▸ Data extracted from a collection
"""
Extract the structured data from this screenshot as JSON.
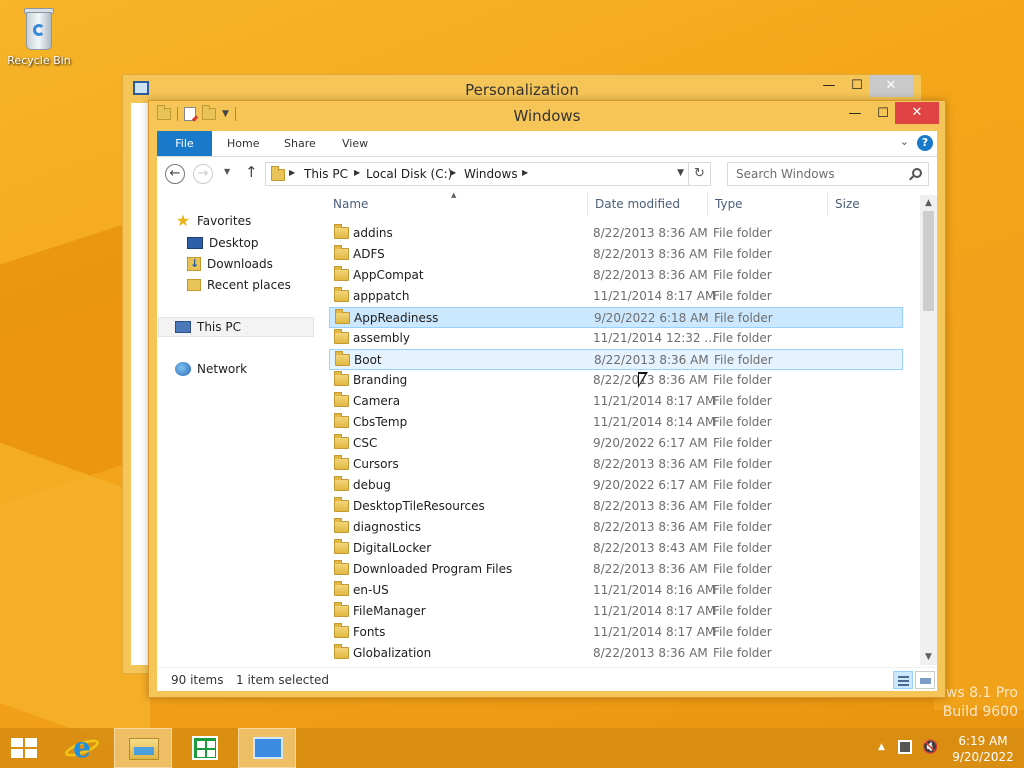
{
  "desktop": {
    "recycle_bin_label": "Recycle Bin",
    "watermark_line1": "ws 8.1 Pro",
    "watermark_line2": "Build 9600"
  },
  "personalization_window": {
    "title": "Personalization",
    "minimize": "—",
    "maximize": "☐",
    "close": "✕"
  },
  "explorer": {
    "title": "Windows",
    "controls": {
      "minimize": "—",
      "maximize": "☐",
      "close": "✕"
    },
    "ribbon_tabs": {
      "file": "File",
      "home": "Home",
      "share": "Share",
      "view": "View"
    },
    "help_label": "?",
    "nav": {
      "back": "←",
      "forward": "→",
      "recent": "▼",
      "up": "↑",
      "refresh": "↻"
    },
    "address": {
      "crumb1": "This PC",
      "crumb2": "Local Disk (C:)",
      "crumb3": "Windows"
    },
    "search_placeholder": "Search Windows",
    "navpane": {
      "favorites": "Favorites",
      "desktop": "Desktop",
      "downloads": "Downloads",
      "recent_places": "Recent places",
      "this_pc": "This PC",
      "network": "Network"
    },
    "columns": {
      "name": "Name",
      "date_modified": "Date modified",
      "type": "Type",
      "size": "Size"
    },
    "files": [
      {
        "name": "addins",
        "date": "8/22/2013 8:36 AM",
        "type": "File folder"
      },
      {
        "name": "ADFS",
        "date": "8/22/2013 8:36 AM",
        "type": "File folder"
      },
      {
        "name": "AppCompat",
        "date": "8/22/2013 8:36 AM",
        "type": "File folder"
      },
      {
        "name": "apppatch",
        "date": "11/21/2014 8:17 AM",
        "type": "File folder"
      },
      {
        "name": "AppReadiness",
        "date": "9/20/2022 6:18 AM",
        "type": "File folder",
        "state": "sel"
      },
      {
        "name": "assembly",
        "date": "11/21/2014 12:32 ...",
        "type": "File folder"
      },
      {
        "name": "Boot",
        "date": "8/22/2013 8:36 AM",
        "type": "File folder",
        "state": "hov"
      },
      {
        "name": "Branding",
        "date": "8/22/2013 8:36 AM",
        "type": "File folder"
      },
      {
        "name": "Camera",
        "date": "11/21/2014 8:17 AM",
        "type": "File folder"
      },
      {
        "name": "CbsTemp",
        "date": "11/21/2014 8:14 AM",
        "type": "File folder"
      },
      {
        "name": "CSC",
        "date": "9/20/2022 6:17 AM",
        "type": "File folder"
      },
      {
        "name": "Cursors",
        "date": "8/22/2013 8:36 AM",
        "type": "File folder"
      },
      {
        "name": "debug",
        "date": "9/20/2022 6:17 AM",
        "type": "File folder"
      },
      {
        "name": "DesktopTileResources",
        "date": "8/22/2013 8:36 AM",
        "type": "File folder"
      },
      {
        "name": "diagnostics",
        "date": "8/22/2013 8:36 AM",
        "type": "File folder"
      },
      {
        "name": "DigitalLocker",
        "date": "8/22/2013 8:43 AM",
        "type": "File folder"
      },
      {
        "name": "Downloaded Program Files",
        "date": "8/22/2013 8:36 AM",
        "type": "File folder"
      },
      {
        "name": "en-US",
        "date": "11/21/2014 8:16 AM",
        "type": "File folder"
      },
      {
        "name": "FileManager",
        "date": "11/21/2014 8:17 AM",
        "type": "File folder"
      },
      {
        "name": "Fonts",
        "date": "11/21/2014 8:17 AM",
        "type": "File folder"
      },
      {
        "name": "Globalization",
        "date": "8/22/2013 8:36 AM",
        "type": "File folder"
      }
    ],
    "status": {
      "item_count": "90 items",
      "selection": "1 item selected"
    }
  },
  "taskbar": {
    "time": "6:19 AM",
    "date": "9/20/2022",
    "tray_chevron": "▲",
    "volume_icon": "🔇"
  },
  "colors": {
    "accent": "#1979ca",
    "selection_bg": "#cce8ff",
    "selection_border": "#99d1ff",
    "window_frame": "#f6c557",
    "close_red": "#e04343"
  }
}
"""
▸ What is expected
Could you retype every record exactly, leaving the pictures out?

▸ Expected output
Extract the structured data from this screenshot as JSON.
{
  "desktop": {
    "recycle_bin_label": "Recycle Bin",
    "watermark_line1": "ws 8.1 Pro",
    "watermark_line2": "Build 9600"
  },
  "personalization_window": {
    "title": "Personalization",
    "minimize": "—",
    "maximize": "☐",
    "close": "✕"
  },
  "explorer": {
    "title": "Windows",
    "controls": {
      "minimize": "—",
      "maximize": "☐",
      "close": "✕"
    },
    "ribbon_tabs": {
      "file": "File",
      "home": "Home",
      "share": "Share",
      "view": "View"
    },
    "help_label": "?",
    "nav": {
      "back": "←",
      "forward": "→",
      "recent": "▼",
      "up": "↑",
      "refresh": "↻"
    },
    "address": {
      "crumb1": "This PC",
      "crumb2": "Local Disk (C:)",
      "crumb3": "Windows"
    },
    "search_placeholder": "Search Windows",
    "navpane": {
      "favorites": "Favorites",
      "desktop": "Desktop",
      "downloads": "Downloads",
      "recent_places": "Recent places",
      "this_pc": "This PC",
      "network": "Network"
    },
    "columns": {
      "name": "Name",
      "date_modified": "Date modified",
      "type": "Type",
      "size": "Size"
    },
    "files": [
      {
        "name": "addins",
        "date": "8/22/2013 8:36 AM",
        "type": "File folder"
      },
      {
        "name": "ADFS",
        "date": "8/22/2013 8:36 AM",
        "type": "File folder"
      },
      {
        "name": "AppCompat",
        "date": "8/22/2013 8:36 AM",
        "type": "File folder"
      },
      {
        "name": "apppatch",
        "date": "11/21/2014 8:17 AM",
        "type": "File folder"
      },
      {
        "name": "AppReadiness",
        "date": "9/20/2022 6:18 AM",
        "type": "File folder",
        "state": "sel"
      },
      {
        "name": "assembly",
        "date": "11/21/2014 12:32 ...",
        "type": "File folder"
      },
      {
        "name": "Boot",
        "date": "8/22/2013 8:36 AM",
        "type": "File folder",
        "state": "hov"
      },
      {
        "name": "Branding",
        "date": "8/22/2013 8:36 AM",
        "type": "File folder"
      },
      {
        "name": "Camera",
        "date": "11/21/2014 8:17 AM",
        "type": "File folder"
      },
      {
        "name": "CbsTemp",
        "date": "11/21/2014 8:14 AM",
        "type": "File folder"
      },
      {
        "name": "CSC",
        "date": "9/20/2022 6:17 AM",
        "type": "File folder"
      },
      {
        "name": "Cursors",
        "date": "8/22/2013 8:36 AM",
        "type": "File folder"
      },
      {
        "name": "debug",
        "date": "9/20/2022 6:17 AM",
        "type": "File folder"
      },
      {
        "name": "DesktopTileResources",
        "date": "8/22/2013 8:36 AM",
        "type": "File folder"
      },
      {
        "name": "diagnostics",
        "date": "8/22/2013 8:36 AM",
        "type": "File folder"
      },
      {
        "name": "DigitalLocker",
        "date": "8/22/2013 8:43 AM",
        "type": "File folder"
      },
      {
        "name": "Downloaded Program Files",
        "date": "8/22/2013 8:36 AM",
        "type": "File folder"
      },
      {
        "name": "en-US",
        "date": "11/21/2014 8:16 AM",
        "type": "File folder"
      },
      {
        "name": "FileManager",
        "date": "11/21/2014 8:17 AM",
        "type": "File folder"
      },
      {
        "name": "Fonts",
        "date": "11/21/2014 8:17 AM",
        "type": "File folder"
      },
      {
        "name": "Globalization",
        "date": "8/22/2013 8:36 AM",
        "type": "File folder"
      }
    ],
    "status": {
      "item_count": "90 items",
      "selection": "1 item selected"
    }
  },
  "taskbar": {
    "time": "6:19 AM",
    "date": "9/20/2022",
    "tray_chevron": "▲",
    "volume_icon": "🔇"
  },
  "colors": {
    "accent": "#1979ca",
    "selection_bg": "#cce8ff",
    "selection_border": "#99d1ff",
    "window_frame": "#f6c557",
    "close_red": "#e04343"
  }
}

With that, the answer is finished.